• _Work instruction_: From the entries, return every line where the string "title" shows up.

• _Supplied material_:
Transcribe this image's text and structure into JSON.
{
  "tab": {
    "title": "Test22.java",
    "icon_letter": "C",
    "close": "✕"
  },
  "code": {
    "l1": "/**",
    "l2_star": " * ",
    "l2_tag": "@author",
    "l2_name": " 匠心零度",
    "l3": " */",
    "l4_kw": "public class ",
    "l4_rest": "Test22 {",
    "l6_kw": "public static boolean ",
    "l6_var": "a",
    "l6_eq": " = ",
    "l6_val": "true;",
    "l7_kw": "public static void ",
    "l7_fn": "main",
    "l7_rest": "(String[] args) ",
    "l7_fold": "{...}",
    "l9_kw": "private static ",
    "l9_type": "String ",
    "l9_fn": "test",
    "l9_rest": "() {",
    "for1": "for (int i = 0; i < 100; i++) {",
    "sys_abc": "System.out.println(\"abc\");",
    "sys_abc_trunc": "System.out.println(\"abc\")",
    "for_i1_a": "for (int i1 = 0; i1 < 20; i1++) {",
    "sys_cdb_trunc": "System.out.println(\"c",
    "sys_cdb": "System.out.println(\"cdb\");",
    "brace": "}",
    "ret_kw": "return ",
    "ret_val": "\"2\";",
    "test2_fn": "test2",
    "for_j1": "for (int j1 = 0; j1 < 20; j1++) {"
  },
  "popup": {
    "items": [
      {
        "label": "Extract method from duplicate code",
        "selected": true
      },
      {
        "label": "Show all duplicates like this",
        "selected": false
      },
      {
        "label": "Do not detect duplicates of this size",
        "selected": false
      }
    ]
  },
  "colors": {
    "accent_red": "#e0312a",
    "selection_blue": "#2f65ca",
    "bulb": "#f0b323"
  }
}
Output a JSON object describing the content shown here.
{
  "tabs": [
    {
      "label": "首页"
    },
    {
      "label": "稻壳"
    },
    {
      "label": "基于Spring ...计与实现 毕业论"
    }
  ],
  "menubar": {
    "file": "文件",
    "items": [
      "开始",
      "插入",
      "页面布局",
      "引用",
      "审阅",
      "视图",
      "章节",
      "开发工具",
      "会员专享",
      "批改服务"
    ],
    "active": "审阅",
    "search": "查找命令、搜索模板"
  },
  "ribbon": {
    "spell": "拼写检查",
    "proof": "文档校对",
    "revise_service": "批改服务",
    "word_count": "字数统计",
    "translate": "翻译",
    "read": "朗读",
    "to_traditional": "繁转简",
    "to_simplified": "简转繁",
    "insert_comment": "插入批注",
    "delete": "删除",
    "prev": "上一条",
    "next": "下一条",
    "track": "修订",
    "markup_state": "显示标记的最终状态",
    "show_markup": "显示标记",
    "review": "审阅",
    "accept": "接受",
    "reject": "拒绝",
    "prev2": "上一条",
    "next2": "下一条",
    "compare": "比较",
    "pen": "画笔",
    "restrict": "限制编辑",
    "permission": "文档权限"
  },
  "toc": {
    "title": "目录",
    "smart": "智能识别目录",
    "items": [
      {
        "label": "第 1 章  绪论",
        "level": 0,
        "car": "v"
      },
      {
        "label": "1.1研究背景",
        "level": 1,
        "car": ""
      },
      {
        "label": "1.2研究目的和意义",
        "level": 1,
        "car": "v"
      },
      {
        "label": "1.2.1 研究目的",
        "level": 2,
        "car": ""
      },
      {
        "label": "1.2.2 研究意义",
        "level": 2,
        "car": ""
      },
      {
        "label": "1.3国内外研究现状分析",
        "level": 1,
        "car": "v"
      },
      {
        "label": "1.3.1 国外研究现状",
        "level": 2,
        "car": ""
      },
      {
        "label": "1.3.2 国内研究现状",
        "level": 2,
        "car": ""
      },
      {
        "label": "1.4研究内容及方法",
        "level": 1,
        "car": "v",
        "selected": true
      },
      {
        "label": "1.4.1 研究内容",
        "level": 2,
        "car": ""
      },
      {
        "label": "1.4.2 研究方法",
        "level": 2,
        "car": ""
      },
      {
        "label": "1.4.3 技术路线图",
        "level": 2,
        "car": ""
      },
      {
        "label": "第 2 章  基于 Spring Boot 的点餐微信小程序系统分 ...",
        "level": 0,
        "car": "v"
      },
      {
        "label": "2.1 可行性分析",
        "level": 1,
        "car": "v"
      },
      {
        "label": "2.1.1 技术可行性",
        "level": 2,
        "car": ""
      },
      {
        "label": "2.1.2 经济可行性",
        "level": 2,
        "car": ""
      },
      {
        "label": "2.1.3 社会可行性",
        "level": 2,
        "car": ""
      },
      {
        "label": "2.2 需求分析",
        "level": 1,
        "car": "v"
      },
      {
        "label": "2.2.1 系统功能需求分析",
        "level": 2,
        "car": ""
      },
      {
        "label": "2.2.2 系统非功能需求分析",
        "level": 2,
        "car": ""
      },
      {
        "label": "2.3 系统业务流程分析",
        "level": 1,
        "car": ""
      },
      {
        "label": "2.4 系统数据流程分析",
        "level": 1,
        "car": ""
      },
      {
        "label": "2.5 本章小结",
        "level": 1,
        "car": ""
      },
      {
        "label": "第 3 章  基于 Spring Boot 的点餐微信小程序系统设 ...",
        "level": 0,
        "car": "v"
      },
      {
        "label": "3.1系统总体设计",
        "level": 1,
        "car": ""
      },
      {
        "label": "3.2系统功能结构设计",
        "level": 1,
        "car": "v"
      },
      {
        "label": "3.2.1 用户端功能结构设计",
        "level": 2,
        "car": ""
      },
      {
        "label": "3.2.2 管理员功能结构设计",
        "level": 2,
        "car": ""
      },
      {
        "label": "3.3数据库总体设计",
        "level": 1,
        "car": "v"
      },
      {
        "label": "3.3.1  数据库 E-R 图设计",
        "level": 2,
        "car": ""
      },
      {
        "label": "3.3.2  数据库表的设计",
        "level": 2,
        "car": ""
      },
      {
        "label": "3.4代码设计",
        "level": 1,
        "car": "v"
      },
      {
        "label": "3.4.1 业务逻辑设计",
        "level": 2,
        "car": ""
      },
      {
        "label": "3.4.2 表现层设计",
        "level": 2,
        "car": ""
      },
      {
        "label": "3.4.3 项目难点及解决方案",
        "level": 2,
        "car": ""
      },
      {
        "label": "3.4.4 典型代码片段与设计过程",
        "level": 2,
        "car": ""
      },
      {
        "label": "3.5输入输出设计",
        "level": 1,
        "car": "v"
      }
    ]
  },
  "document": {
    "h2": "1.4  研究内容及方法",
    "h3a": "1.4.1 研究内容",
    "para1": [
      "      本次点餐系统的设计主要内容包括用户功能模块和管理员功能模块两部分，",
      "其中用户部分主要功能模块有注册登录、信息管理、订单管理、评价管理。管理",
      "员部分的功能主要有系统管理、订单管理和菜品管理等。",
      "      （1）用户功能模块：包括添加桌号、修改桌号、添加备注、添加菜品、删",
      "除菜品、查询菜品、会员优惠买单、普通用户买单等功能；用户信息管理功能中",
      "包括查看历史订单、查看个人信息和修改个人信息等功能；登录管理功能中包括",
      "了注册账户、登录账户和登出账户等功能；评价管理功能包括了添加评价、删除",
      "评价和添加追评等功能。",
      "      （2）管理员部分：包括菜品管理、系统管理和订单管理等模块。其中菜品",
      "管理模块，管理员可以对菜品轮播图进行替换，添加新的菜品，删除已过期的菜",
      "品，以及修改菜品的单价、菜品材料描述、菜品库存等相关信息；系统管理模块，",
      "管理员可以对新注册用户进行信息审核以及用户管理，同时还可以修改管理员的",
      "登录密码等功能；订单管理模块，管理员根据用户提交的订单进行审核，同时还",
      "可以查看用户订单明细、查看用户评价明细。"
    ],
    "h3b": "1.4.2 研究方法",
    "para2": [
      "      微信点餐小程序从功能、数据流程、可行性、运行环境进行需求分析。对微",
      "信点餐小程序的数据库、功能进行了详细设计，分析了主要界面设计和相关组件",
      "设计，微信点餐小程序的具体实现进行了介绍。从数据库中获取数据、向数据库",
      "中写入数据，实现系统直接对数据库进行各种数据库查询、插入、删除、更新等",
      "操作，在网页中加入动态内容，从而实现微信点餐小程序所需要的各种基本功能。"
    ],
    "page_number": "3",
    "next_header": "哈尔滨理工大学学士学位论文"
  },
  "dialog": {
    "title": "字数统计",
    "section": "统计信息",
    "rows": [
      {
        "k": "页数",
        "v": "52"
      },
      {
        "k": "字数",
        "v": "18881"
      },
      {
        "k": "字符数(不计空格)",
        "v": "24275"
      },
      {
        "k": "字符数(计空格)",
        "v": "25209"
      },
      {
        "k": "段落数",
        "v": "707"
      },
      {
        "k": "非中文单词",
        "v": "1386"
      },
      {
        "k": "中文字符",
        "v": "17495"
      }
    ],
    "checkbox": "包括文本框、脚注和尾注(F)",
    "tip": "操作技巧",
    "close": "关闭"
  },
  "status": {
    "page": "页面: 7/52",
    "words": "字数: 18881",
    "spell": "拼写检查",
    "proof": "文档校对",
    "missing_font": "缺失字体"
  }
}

• _Response below_:
    "title": "Test22.java",
    "title": "目录",
    "title": "字数统计",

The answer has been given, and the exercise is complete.